GOOD NEWS: Airedale Beagles pack folds

Another hunt has folded. It wasn’t regularly monitored or sabbed. But it’s nonetheless a sign that the writing is on the wall for the hunting industry.

On 19 January, the Hunt Saboteurs Association (HSA) shared news that the Airedale Beagles are finishing as a hunt. The hunt, based near Keighley in West Yorkshire, were one of the oldest extant beagle packs in the UK. It was formed in 1891, the same year as the Association of Masters of Harriers and Beagles (AMHB).

Beagling is hare hunting with hounds carried out on foot. There are roughly 40 active packs across England, Wales and Northern Ireland – though the end of the Airedale Beagles means there is now one fewer, of course. Scotland doesn’t house any beagle packs of its own.

It’s important to note there is a dark side to the end of these hunts. Hunts will ‘draft’ some hounds, or send them to other packs, but its likely that the hunt will kill many of the hounds. This murder is a choice by the hunt, because there’s no reason it can’t at least attempt to re-home most of the hounds.

Nonetheless, celebrating the news, Calder Valley Hunt Saboteurs said it had previously “had the displeasure of sabbing this bunch of losers a few times”. There are also a handful of hit reports for the Airedale Beagles through 2015 and 2016 from Manchester Hunt Sabs, Sheffield Hunt Saboteurs and Liverpool Hunt Saboteurs.

The hunt nevertheless appear to have gone relatively un-monitored and un-sabbed. But its demise is a sign of the times.

Writing on the wall

Numerous factors will lead to a hunt’s decision to fold. Anti-hunting direct action is one of the most significant. West Midlands Hunt Saboteurs’ six-year campaign against the Atherstone Hunt is perhaps the clearest example of this. But the Hunt Investigation Team’s exposé of the South Herefordshire Hunt feeding fox cubs to hounds shows that covert direct action has equally significant implications.

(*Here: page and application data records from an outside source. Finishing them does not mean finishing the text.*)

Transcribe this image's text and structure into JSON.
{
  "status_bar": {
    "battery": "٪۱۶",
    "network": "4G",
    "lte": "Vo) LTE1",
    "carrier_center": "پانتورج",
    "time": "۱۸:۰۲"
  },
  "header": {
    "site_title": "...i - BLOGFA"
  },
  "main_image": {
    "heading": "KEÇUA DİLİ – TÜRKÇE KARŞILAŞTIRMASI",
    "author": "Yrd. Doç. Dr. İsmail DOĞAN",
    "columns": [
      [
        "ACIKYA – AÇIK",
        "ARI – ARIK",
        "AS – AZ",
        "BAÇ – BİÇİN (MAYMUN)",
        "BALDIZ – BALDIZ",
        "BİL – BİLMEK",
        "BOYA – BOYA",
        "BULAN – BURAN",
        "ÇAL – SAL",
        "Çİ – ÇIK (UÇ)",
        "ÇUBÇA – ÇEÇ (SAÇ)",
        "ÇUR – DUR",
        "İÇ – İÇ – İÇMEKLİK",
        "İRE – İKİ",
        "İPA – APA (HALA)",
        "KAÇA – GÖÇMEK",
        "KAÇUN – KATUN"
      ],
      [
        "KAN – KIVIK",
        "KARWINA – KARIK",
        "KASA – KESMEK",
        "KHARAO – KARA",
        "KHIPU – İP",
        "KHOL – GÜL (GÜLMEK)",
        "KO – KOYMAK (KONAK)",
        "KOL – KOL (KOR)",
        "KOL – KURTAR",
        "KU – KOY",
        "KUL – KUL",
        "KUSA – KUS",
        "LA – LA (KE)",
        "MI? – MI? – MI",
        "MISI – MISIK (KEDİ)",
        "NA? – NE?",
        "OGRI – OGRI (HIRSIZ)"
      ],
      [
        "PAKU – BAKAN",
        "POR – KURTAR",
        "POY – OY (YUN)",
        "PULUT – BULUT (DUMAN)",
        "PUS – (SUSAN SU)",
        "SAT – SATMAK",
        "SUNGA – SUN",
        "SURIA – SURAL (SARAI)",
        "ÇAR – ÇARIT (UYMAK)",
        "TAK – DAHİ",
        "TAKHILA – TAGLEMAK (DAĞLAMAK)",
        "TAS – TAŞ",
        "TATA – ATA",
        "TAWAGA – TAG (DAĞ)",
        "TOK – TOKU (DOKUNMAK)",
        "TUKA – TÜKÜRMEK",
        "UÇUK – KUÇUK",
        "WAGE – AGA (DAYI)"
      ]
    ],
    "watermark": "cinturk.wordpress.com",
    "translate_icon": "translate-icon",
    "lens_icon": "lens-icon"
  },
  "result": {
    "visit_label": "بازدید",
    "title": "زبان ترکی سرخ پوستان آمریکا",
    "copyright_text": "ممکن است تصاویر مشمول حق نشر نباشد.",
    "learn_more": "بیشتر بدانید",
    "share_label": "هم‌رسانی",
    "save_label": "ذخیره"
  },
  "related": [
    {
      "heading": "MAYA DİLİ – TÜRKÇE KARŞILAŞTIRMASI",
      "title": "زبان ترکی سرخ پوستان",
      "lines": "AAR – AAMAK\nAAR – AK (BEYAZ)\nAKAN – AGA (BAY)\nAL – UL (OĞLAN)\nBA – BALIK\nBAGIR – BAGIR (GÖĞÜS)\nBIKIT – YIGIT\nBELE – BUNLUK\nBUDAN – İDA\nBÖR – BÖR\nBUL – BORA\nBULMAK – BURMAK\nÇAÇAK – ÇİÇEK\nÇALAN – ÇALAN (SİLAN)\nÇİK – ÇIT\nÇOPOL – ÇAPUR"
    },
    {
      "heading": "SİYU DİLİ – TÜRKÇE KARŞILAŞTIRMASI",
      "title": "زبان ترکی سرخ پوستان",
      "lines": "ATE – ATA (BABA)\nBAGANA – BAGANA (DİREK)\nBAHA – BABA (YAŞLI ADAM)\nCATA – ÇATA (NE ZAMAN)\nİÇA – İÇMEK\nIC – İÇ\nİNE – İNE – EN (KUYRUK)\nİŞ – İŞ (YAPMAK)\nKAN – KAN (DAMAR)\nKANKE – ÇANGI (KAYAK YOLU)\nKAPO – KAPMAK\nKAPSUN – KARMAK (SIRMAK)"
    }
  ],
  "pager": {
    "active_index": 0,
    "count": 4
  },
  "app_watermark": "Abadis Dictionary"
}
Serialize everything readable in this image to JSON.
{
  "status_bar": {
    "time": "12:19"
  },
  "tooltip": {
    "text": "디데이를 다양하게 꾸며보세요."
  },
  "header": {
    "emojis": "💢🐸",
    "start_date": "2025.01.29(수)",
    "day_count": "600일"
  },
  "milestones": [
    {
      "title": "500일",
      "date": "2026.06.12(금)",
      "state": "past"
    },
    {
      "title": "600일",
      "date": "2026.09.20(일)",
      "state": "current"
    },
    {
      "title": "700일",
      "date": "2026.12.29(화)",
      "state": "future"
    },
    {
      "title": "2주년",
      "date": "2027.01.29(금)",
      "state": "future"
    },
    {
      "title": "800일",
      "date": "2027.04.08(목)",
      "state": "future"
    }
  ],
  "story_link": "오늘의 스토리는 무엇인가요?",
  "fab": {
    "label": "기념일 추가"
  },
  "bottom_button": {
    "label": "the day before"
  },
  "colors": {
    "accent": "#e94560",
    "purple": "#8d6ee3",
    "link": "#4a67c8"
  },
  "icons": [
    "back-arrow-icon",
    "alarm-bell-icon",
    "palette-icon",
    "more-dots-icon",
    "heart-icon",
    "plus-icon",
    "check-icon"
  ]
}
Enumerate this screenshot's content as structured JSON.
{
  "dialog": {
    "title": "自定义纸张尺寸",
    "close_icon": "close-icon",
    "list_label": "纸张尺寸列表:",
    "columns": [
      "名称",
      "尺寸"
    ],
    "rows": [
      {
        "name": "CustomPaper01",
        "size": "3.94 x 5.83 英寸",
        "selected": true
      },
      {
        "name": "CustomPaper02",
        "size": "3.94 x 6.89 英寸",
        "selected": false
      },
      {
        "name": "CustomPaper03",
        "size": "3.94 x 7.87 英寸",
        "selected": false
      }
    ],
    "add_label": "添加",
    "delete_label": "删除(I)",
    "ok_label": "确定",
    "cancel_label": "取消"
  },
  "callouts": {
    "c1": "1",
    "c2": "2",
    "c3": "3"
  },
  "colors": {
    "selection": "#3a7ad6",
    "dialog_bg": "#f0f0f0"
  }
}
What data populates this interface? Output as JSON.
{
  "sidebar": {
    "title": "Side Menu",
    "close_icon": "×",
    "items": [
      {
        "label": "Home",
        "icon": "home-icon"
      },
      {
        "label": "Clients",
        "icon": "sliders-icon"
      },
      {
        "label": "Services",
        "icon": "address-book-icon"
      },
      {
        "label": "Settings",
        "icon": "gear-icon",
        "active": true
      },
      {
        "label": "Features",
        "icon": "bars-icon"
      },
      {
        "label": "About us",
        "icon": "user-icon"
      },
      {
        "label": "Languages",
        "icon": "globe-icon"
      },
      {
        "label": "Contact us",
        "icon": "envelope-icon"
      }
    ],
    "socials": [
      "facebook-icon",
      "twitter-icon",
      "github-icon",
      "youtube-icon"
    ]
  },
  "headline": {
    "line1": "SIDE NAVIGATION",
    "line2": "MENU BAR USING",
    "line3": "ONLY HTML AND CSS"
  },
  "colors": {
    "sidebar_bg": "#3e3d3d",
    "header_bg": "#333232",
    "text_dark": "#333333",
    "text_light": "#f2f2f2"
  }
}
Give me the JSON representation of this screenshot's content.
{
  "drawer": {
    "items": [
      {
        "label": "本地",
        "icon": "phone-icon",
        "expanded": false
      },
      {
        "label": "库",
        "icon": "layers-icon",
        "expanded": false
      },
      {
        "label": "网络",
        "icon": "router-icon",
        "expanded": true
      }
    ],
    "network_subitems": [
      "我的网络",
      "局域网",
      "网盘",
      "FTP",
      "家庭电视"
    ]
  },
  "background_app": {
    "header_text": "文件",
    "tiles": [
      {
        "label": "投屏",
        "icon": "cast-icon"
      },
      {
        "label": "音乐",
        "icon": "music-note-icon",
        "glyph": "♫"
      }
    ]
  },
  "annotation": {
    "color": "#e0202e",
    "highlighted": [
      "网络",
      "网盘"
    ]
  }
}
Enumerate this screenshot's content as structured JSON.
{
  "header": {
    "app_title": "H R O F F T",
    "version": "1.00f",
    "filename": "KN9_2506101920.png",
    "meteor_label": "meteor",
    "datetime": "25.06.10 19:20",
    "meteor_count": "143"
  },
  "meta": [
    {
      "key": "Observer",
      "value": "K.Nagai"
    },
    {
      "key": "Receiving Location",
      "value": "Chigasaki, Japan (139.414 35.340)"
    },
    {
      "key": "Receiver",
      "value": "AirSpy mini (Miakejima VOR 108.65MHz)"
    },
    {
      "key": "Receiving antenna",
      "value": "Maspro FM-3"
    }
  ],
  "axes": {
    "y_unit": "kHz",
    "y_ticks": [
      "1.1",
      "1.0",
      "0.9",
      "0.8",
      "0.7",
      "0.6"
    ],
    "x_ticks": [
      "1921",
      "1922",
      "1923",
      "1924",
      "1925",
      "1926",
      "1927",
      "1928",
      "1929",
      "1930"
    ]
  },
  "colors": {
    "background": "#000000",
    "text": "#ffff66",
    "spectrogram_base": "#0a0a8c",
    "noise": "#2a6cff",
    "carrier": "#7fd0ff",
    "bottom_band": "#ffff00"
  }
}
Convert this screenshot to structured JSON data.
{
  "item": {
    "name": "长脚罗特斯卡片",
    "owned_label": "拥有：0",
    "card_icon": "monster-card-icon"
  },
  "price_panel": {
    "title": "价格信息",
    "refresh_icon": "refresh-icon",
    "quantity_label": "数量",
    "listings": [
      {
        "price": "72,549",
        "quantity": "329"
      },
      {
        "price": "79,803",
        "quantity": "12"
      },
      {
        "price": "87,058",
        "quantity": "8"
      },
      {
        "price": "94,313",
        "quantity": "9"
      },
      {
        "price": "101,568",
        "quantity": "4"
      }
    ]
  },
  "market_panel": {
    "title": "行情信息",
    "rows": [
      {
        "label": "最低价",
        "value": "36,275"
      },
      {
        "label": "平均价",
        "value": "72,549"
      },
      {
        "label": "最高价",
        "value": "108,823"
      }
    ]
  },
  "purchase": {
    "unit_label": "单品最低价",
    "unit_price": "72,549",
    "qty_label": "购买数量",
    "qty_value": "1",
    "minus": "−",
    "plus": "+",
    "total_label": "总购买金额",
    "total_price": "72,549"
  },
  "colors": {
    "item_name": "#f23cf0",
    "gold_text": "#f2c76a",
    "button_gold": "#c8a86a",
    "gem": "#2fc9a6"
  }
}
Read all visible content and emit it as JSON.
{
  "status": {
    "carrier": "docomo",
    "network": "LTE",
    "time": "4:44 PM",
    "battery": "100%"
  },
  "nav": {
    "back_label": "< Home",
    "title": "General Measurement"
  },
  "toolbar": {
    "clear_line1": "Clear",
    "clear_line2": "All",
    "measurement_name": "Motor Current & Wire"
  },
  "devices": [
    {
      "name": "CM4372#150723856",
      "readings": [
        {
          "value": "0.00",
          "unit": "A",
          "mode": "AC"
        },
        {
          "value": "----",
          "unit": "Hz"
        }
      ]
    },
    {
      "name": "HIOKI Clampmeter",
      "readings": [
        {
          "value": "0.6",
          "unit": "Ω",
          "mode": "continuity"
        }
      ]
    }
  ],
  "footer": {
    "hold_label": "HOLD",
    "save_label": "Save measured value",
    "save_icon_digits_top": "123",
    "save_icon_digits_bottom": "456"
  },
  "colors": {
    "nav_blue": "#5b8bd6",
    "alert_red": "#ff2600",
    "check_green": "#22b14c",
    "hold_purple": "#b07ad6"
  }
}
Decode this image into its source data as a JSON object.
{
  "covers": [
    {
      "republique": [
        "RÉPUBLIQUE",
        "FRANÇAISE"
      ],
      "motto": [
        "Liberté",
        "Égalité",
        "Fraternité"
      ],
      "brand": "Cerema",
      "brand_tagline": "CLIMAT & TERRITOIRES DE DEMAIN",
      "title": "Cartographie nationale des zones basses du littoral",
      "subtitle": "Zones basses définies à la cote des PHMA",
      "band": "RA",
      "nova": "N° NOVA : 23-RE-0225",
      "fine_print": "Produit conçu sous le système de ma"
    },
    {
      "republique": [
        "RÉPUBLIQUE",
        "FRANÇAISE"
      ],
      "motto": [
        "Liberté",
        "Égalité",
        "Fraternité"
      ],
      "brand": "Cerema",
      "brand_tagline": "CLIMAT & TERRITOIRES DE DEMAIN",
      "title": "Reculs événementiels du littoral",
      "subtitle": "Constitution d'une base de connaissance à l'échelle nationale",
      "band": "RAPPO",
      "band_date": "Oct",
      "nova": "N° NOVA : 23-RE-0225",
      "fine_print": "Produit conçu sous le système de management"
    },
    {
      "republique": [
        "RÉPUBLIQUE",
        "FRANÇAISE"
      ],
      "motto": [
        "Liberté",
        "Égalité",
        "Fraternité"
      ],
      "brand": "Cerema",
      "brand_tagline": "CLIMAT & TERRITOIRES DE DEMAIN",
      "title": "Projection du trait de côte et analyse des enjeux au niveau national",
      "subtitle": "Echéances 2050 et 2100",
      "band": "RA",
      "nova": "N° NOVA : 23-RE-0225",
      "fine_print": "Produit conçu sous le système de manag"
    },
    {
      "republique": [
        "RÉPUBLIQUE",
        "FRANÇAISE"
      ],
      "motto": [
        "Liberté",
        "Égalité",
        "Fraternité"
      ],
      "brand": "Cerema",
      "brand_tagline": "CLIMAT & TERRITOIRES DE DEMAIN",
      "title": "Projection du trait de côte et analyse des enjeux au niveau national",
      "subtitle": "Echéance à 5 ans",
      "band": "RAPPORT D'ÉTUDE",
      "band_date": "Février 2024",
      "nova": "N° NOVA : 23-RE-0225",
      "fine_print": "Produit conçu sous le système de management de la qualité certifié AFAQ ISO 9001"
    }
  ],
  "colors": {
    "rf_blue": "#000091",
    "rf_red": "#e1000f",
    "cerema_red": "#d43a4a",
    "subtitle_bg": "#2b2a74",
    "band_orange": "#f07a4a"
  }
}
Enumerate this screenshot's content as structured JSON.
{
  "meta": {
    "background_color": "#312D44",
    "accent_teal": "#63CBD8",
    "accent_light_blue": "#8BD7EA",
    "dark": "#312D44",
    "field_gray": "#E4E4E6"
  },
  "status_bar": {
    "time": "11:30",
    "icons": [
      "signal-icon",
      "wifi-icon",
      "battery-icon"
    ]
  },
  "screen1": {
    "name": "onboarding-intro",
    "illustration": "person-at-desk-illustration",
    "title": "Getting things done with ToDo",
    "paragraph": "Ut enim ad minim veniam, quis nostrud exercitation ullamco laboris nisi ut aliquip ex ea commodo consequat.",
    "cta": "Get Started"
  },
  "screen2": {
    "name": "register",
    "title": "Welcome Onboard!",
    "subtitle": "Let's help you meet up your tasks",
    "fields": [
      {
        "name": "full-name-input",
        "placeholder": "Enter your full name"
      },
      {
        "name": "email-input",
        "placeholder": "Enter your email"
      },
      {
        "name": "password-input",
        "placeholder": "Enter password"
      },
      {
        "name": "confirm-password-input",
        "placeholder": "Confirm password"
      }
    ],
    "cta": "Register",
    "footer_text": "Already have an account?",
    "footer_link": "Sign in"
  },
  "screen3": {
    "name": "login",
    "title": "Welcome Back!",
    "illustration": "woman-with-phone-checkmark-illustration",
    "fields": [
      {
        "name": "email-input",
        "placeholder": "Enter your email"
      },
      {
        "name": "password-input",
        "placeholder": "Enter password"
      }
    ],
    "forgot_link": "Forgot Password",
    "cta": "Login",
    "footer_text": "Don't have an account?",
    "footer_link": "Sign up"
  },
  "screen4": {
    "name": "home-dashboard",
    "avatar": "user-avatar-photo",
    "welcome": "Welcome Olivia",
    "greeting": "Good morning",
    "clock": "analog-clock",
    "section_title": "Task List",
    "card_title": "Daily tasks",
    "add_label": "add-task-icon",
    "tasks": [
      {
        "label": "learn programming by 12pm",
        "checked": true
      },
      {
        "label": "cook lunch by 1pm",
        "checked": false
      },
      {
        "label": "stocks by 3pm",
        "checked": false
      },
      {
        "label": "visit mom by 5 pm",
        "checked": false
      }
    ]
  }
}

There are also other crucial factors including loss of revenue generation, lack of new followers, and loss of land – such as the New Forest Hounds changing into a bloodhound pack after Forestry England suspended trail hunting on its land. All of these nonetheless represent a cultural shift away from supporting hunting, either because people don’t want to associate with these wildlife crime gangs or simply because they’ve fallen out of favour with hunting as an activity.

None of this is possible without direct action, though. Hunt saboteurs and monitors have not only helped countless creatures escape hunts, but they’ve exposed the cruelty and oppression of the hunting industry time and time again. They come out of, and feed back into, an endlessly growing culture of opposition to hunts locally and nationally. And it is this culture that erodes the support that individual hunts receive.


Perhaps the Airedale Beagles has folded purely as a result of internal problems. But if there was enough support for hunting generally, it would no doubt continue. And its end fits perfectly into a pattern of mergers and dissolutions sweeping through the world of hunting like a plague.

Protect the Wild previously wrote about a number of pack mergers that happened in 2022. But hunts confirmed to have folded in 2022 alone include:

  • Killultagh, Old Rock and Chichester Hunt
  • North Norfolk Harriers
  • Tanatside Hunt
  • Tettcott Hunt

There are still several hundred hunts left in the UK. But it’s clear that after roughly 70 years of direct action, the hunting industry’s time is coming to an end.

Consider supporting sab groups that focus on disrupting hare hunts include Severn Vale Hunt Saboteurs and Berkshire Hunt Saboteurs. You can also support Calder Valley Hunt Sabotuers via ko-fi.